Fireworks can be Frightening!
Fireworks night is just a couple of days away but, to be honest, that doesn’t actually mean that much these days. As soon as the nights draw in and the rockets go on sale in the shops, pretty much every evening there will be somebody putting on a back garden display somewhere.
Looking out in the night sky and seeing the sparkles lighting it up can be lovely, but if you have a pet who is scared, particularly a dog, it can actually be a total and utter nightmare.
So here are my tips on how to help them cope;
Tire them out!
Get in the habit of going for good walk before darkness falls. A dog who is pooped is far more likely to just lie down and sleep, rather than having the energy to get themselves worked up. I know this can be difficult, especially when the clocks go back and evening practically arrives at 3 in the afternoon, but it is often worth it. Consider investing in a dog walker around the worst times.
Make a den

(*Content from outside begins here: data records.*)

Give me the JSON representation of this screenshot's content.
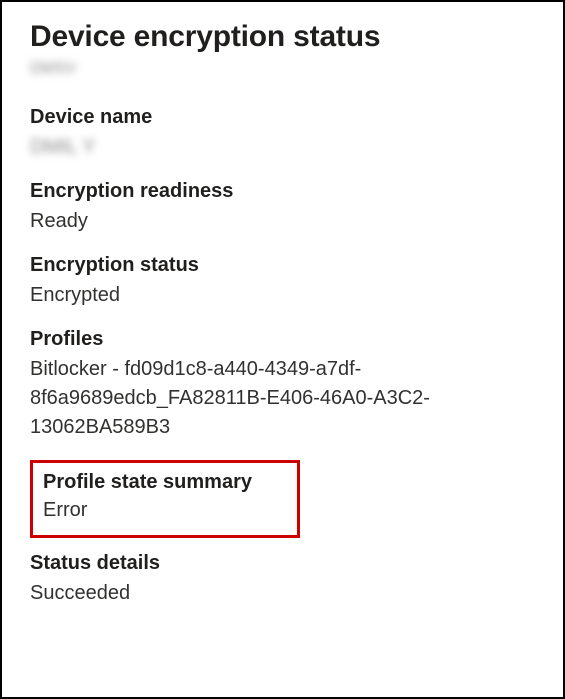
{
  "title": "Device encryption status",
  "subtitle_redacted": "DMSV",
  "device_name": {
    "label": "Device name",
    "value_redacted": "DMIL Y"
  },
  "encryption_readiness": {
    "label": "Encryption readiness",
    "value": "Ready"
  },
  "encryption_status": {
    "label": "Encryption status",
    "value": "Encrypted"
  },
  "profiles": {
    "label": "Profiles",
    "value": "Bitlocker - fd09d1c8-a440-4349-a7df-8f6a9689edcb_FA82811B-E406-46A0-A3C2-13062BA589B3"
  },
  "profile_state_summary": {
    "label": "Profile state summary",
    "value": "Error"
  },
  "status_details": {
    "label": "Status details",
    "value": "Succeeded"
  }
}
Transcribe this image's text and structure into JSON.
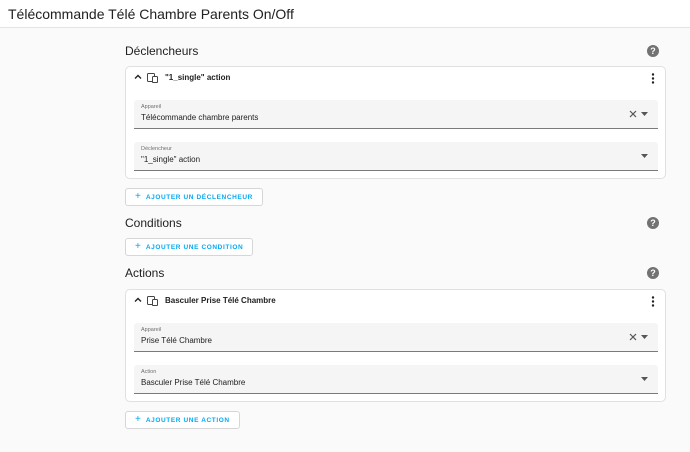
{
  "window": {
    "title": "Télécommande Télé Chambre Parents On/Off"
  },
  "triggers": {
    "heading": "Déclencheurs",
    "card": {
      "title": "\"1_single\" action",
      "device_field": {
        "label": "Appareil",
        "value": "Télécommande chambre parents"
      },
      "trigger_field": {
        "label": "Déclencheur",
        "value": "\"1_single\" action"
      }
    },
    "add_label": "AJOUTER UN DÉCLENCHEUR"
  },
  "conditions": {
    "heading": "Conditions",
    "add_label": "AJOUTER UNE CONDITION"
  },
  "actions": {
    "heading": "Actions",
    "card": {
      "title": "Basculer Prise Télé Chambre",
      "device_field": {
        "label": "Appareil",
        "value": "Prise Télé Chambre"
      },
      "action_field": {
        "label": "Action",
        "value": "Basculer Prise Télé Chambre"
      }
    },
    "add_label": "AJOUTER UNE ACTION"
  },
  "colors": {
    "accent": "#03a9f4",
    "help_icon": "#727272",
    "field_bg": "#f5f5f5"
  },
  "icons": [
    "chevron-up-icon",
    "device-icon",
    "more-vert-icon",
    "help-icon",
    "clear-icon",
    "dropdown-arrow-icon",
    "plus-icon"
  ]
}
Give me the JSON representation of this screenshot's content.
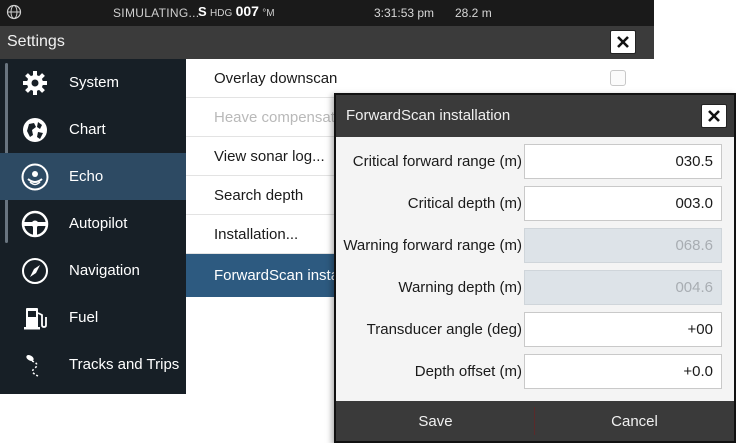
{
  "status_bar": {
    "mode": "SIMULATING...",
    "heading_prefix": "S",
    "heading_label": "HDG",
    "heading_value": "007",
    "heading_unit": "°M",
    "time": "3:31:53 pm",
    "depth": "28.2 m"
  },
  "settings": {
    "title": "Settings",
    "sidebar": [
      {
        "label": "System",
        "icon": "gear-icon",
        "active": false
      },
      {
        "label": "Chart",
        "icon": "chart-globe-icon",
        "active": false
      },
      {
        "label": "Echo",
        "icon": "echo-sonar-icon",
        "active": true
      },
      {
        "label": "Autopilot",
        "icon": "autopilot-wheel-icon",
        "active": false
      },
      {
        "label": "Navigation",
        "icon": "compass-icon",
        "active": false
      },
      {
        "label": "Fuel",
        "icon": "fuel-pump-icon",
        "active": false
      },
      {
        "label": "Tracks and Trips",
        "icon": "track-icon",
        "active": false
      }
    ],
    "rows": [
      {
        "label": "Overlay downscan",
        "disabled": false,
        "selected": false,
        "has_checkbox": true,
        "checked": false
      },
      {
        "label": "Heave compensation",
        "disabled": true,
        "selected": false
      },
      {
        "label": "View sonar log...",
        "disabled": false,
        "selected": false
      },
      {
        "label": "Search depth",
        "disabled": false,
        "selected": false
      },
      {
        "label": "Installation...",
        "disabled": false,
        "selected": false
      },
      {
        "label": "ForwardScan installation",
        "disabled": false,
        "selected": true
      }
    ]
  },
  "dialog": {
    "title": "ForwardScan installation",
    "fields": [
      {
        "label": "Critical forward range (m)",
        "value": "030.5",
        "disabled": false
      },
      {
        "label": "Critical depth (m)",
        "value": "003.0",
        "disabled": false
      },
      {
        "label": "Warning forward range (m)",
        "value": "068.6",
        "disabled": true
      },
      {
        "label": "Warning depth (m)",
        "value": "004.6",
        "disabled": true
      },
      {
        "label": "Transducer angle (deg)",
        "value": "+00",
        "disabled": false
      },
      {
        "label": "Depth offset (m)",
        "value": "+0.0",
        "disabled": false
      }
    ],
    "save_label": "Save",
    "cancel_label": "Cancel"
  },
  "colors": {
    "sidebar_bg": "#171f26",
    "sidebar_active": "#2d4a63",
    "selected_row": "#2d5a80",
    "titlebar": "#3a3a3a"
  }
}
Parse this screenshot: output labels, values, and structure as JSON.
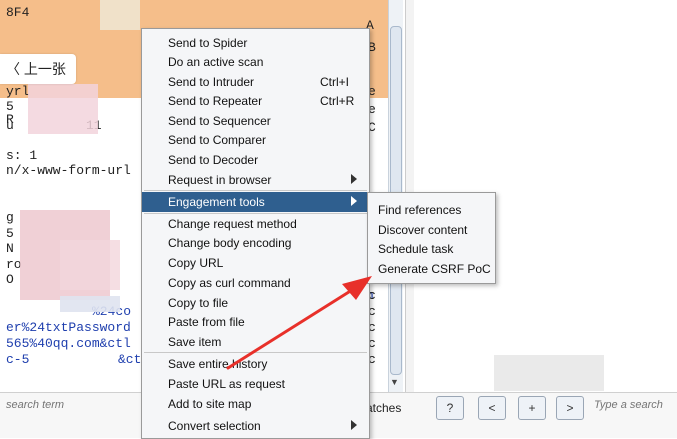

Animals feel most secure in small, enclosed and cosy spaces where they can rest undisturbed. Creating a den is easy in most homes and often your pet will tell you where they want to go by getting under the table or wriggling behind the sofa. Cover the top, fill it will cosy blankets, pop a few treats in to keep them entertained and then leave them to it. They will relax much more successfully if you aren’t hovering to check they are chilling out!
Don’t praise the fear
Of course you aren’t going to be able to completely ignore your dog if they are beside themselves but if we are too over-effusive we can accidentally positively reinforce the fearful behaviour and make it worse. Do comfort your pet but try to mostly just act as normal, showing them that everything is fine and there is no need for panic. What is important though is to notice and praise the calm behaviour! Are they lying in their bed not doing much? THIS is the time for a pat and a treat!
Shut out the noise!
It seems simple but simply closing the curtains and turning on the TV will block out most of the flashes and bangs and also help reinforce the message that it’s just a normal evening of Netflix and chill, not the start of armageddon!
Where’s the cat?
Hopefully indoors! Most cats have the sense to come home and hide away until it is all over. Our jobs are to lock the cat flap to make sure they stay in and not bother them unless they come looking for us. Also, if they aren’t already, get them microchipped, so if they are out and get spooked and lost, someone will be able to bring them home.
Our pets have fantastic senses of smell and scents for them can be very soothing. There are pheromone products for both dogs and cats that you can use in your home to help reduce anxiety and increase confidence. Feliway for cats comes in a diffuser, plug it in close to where they will spend a lot of time and a spray for an extra ‘boost’, spritz it on their bedding before night falls. Adaptil, for dogs, also comes in a diffuser and as a collar for your pet to wear all the time. If you use them, start them several days before you need them and don’t expect them to be an instant cure! Used alone they won’t make much difference (and will be a waste of money) but used with the techniques above, they can be absolutely fantastic.
If all else fails…..
Speak to your vet about sedative medication. This is particularly effective (and very safe) for dogs. They should just chill out and sleep though all the drama. Some kinds also have a memory loss effect, so if they do get stressed, they won’t remember the next day and start panic about panicking when night falls!
And for next year….
Consider starting some desensitisation training with your dog, so next year won’t be as bad. There are a fantastic set of CD’s created by some of the best veterinary behaviourists in the UK, that can be incredibly helpful in teaching your pet how to cope and currently they are free from the Dogs Trust!
So, plan ahead, keep calm, stay safe and pray for the summer to come quick!